__EXERCISE REQUIREMENTS__. Read the records and gather each line that includes "hint".

__SOURCE DATA__.
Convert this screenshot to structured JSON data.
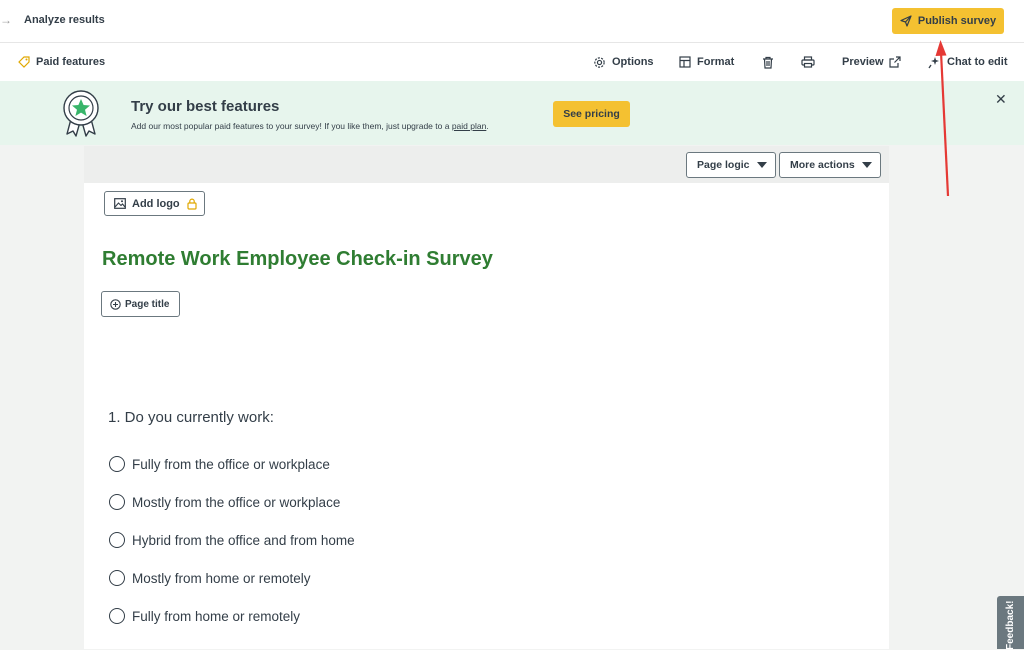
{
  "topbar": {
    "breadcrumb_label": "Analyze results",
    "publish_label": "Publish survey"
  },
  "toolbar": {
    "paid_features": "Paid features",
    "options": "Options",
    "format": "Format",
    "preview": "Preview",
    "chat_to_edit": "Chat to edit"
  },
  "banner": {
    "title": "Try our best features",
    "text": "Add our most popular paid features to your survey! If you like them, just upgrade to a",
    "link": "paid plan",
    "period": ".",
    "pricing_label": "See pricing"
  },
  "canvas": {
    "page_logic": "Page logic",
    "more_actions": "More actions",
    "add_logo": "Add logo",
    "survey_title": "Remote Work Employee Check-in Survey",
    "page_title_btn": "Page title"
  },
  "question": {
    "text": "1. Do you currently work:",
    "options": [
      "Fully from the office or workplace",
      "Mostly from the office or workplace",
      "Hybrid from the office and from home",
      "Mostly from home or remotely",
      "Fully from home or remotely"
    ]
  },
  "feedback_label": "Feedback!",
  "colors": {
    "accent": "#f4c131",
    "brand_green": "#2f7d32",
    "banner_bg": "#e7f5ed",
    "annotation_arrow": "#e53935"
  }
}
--
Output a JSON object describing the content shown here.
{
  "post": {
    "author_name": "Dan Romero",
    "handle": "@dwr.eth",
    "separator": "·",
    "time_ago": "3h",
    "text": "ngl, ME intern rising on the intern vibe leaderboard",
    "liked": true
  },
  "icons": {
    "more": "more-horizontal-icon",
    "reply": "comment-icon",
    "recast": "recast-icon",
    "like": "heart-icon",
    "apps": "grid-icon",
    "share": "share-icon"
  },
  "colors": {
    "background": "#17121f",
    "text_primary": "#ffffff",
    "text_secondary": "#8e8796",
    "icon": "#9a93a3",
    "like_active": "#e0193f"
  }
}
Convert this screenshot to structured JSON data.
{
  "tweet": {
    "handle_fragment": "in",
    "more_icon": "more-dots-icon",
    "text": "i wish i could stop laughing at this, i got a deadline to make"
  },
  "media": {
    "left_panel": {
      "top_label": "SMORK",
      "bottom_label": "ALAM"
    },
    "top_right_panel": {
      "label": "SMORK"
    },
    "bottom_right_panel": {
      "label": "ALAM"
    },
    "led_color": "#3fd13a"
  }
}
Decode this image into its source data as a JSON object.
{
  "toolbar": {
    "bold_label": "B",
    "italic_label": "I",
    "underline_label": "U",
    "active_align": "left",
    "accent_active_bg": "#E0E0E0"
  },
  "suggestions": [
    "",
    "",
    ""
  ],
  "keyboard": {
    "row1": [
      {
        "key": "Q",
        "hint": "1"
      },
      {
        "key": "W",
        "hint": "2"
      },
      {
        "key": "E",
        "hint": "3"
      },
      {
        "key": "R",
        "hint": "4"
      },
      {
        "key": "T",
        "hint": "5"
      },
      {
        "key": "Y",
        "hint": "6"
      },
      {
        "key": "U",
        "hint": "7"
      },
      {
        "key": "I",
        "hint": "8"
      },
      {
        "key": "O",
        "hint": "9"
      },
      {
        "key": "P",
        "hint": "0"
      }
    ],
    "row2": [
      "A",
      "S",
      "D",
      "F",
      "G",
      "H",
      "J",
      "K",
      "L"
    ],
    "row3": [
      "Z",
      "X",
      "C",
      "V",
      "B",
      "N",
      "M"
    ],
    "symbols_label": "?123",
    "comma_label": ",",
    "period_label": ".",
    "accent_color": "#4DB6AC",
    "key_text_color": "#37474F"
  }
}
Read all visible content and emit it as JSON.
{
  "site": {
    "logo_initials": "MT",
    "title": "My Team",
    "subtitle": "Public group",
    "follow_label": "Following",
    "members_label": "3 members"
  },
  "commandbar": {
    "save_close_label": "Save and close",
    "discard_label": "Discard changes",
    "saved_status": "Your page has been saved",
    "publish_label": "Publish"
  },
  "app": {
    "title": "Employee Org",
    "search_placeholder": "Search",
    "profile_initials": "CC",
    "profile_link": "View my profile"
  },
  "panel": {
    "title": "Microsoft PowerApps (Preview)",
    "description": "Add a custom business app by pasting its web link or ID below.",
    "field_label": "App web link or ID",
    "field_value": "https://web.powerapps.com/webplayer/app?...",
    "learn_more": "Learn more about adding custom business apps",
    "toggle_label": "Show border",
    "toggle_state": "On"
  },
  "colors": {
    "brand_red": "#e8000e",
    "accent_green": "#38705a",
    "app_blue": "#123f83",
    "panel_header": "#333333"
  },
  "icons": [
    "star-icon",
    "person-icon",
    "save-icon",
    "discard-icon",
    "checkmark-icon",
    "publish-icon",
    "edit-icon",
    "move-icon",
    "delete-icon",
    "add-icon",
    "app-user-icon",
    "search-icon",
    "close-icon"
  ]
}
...
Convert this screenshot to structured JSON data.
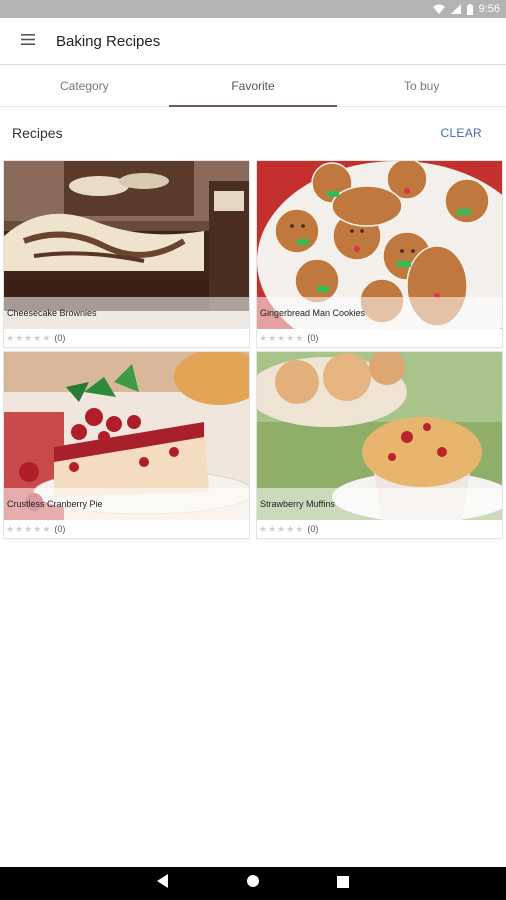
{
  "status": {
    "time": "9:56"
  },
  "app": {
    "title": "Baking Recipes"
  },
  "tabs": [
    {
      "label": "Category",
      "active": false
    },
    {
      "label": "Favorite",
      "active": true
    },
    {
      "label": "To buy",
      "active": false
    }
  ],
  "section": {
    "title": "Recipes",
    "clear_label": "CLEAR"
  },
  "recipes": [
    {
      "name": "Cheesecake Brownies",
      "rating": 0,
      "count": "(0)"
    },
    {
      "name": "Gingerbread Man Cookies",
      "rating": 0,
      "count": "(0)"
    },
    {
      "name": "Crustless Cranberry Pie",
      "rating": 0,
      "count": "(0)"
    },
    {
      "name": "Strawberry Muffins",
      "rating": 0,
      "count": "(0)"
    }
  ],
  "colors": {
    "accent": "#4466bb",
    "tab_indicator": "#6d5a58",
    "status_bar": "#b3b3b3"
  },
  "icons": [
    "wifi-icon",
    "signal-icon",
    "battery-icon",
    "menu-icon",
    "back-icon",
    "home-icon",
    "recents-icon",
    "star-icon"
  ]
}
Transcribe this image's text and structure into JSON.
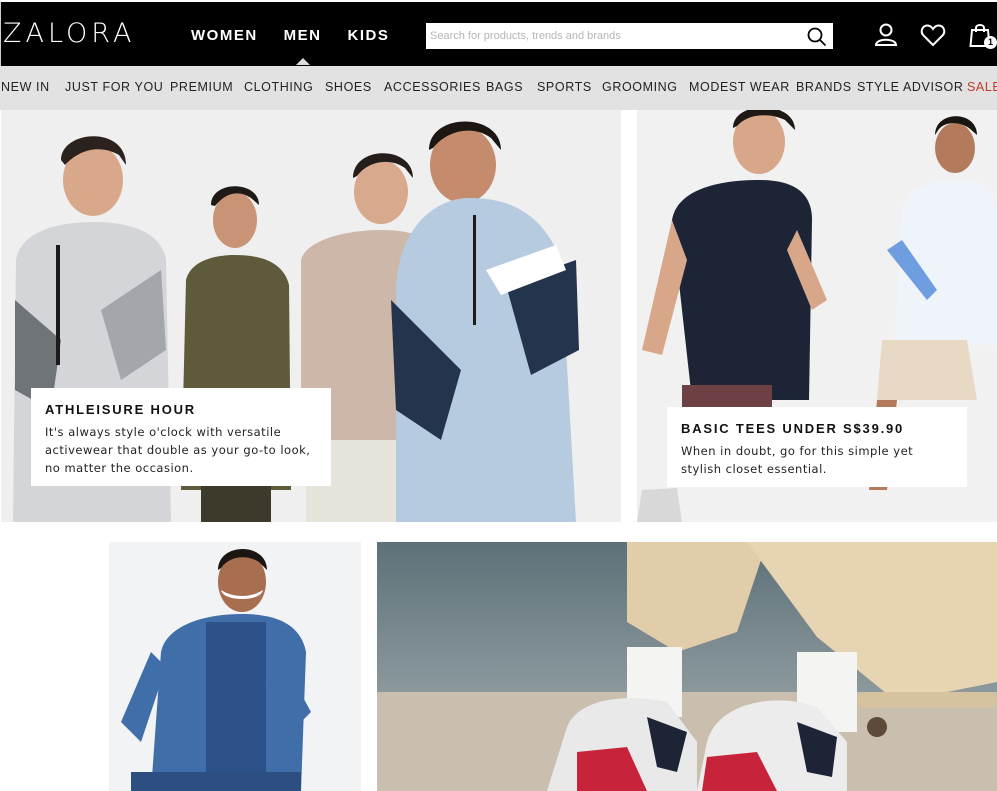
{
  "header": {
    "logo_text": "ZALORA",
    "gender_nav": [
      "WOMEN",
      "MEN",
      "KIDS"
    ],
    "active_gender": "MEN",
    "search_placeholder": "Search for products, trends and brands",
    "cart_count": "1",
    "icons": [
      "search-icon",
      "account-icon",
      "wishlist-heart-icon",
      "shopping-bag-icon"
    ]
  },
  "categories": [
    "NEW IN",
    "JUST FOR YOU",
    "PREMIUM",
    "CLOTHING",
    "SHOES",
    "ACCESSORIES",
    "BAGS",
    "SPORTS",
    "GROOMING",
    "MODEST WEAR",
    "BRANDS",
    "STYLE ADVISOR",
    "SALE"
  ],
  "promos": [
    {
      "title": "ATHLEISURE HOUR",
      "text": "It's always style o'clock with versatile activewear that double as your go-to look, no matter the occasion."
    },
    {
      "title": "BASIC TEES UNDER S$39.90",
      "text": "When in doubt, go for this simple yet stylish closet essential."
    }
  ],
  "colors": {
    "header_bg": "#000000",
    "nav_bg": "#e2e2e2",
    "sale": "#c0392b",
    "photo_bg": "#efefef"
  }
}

__EXPECTED ANSWER__.
        "hint": "1"
        "hint": "2"
        "hint": "3"
        "hint": "4"
        "hint": "5"
        "hint": "6"
        "hint": "7"
        "hint": "8"
        "hint": "9"
        "hint": "0"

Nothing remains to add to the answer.